There are a million other ways to slaughter foes, if that weren’t enough. Environmental hazards can be found just about everywhere, be it in the form of steep cliffs, spiked fences or even high-speed fans. Try using the leash to launch gang members into everything you can find, or use your weapons’ alternative ‘charged’ firing modes to unleash some semi-righteous fury. These take ranged combat to the next level in occasionally disastrously sadistic ways. Beyond that I’ll say no more.
“…while the foul-mouthed irreverence of the cast is entertaining, the dialogue does feel old rather quickly…”
Unfortunately the sheer number of explosions and particles that surround you can sometimes (by which I mean frequently) cause some amount of slowdown. This may well have been fixed with later re-releases, but my original PS3 copy noticeably chugged during heavy loads. This didn’t particularly spoil the experience for me, but you have been warned. I did however very much enjoy the music during these scenes, as during combat the background sound picks up into a driving powerhouse, which might occasionally send you into a bit of a frenzy – I lost unnecessary lives to that combination. Again, you have been warned.
The characters you’ll meet along the way are pretty uninspired and cliche, but serve as a good vehicle for the mechanics of the game at least.
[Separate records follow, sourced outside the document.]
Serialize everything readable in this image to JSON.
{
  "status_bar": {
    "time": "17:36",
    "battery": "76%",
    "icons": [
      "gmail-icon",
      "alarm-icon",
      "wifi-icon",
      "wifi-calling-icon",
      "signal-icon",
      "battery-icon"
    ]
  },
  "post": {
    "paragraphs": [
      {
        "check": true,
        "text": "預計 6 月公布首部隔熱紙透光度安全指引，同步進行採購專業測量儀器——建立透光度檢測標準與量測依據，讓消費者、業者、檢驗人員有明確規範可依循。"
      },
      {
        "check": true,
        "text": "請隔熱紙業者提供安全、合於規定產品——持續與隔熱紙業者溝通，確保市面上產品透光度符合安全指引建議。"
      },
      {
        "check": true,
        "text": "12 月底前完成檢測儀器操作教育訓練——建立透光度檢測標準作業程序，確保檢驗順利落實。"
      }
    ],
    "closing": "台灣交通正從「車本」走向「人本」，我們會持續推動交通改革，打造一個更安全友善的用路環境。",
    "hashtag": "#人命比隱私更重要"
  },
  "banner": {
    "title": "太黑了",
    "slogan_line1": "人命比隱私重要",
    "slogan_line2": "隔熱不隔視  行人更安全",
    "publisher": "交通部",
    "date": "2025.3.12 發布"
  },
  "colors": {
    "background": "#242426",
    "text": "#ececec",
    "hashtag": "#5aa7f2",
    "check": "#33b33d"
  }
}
To be honest with you, Bulletstorm is all about the gameplay, and while the foul-mouthed irreverence of the cast is entertaining, the dialogue does feel old rather quickly. The setpieces and environmental themes of each area are enough to keep the game interesting during its relatively short (approx. 6 hours) main campaign, but it’s really all about the gameplay.
If kind-of-stupid-but-still-fun is a vibe you can groove to, then I can’t think of anything better than Bulletstorm – it’s like being thrust into the average Schwarzenegger flick, with equally regrettable scripting and all the big-ass firearms. If you want something other than that, you probably haven’t made it this far into the review, so go figure.
Bullets, bullets, and more bullets. Target-seeking drills too. And explosions. Lots of explosions.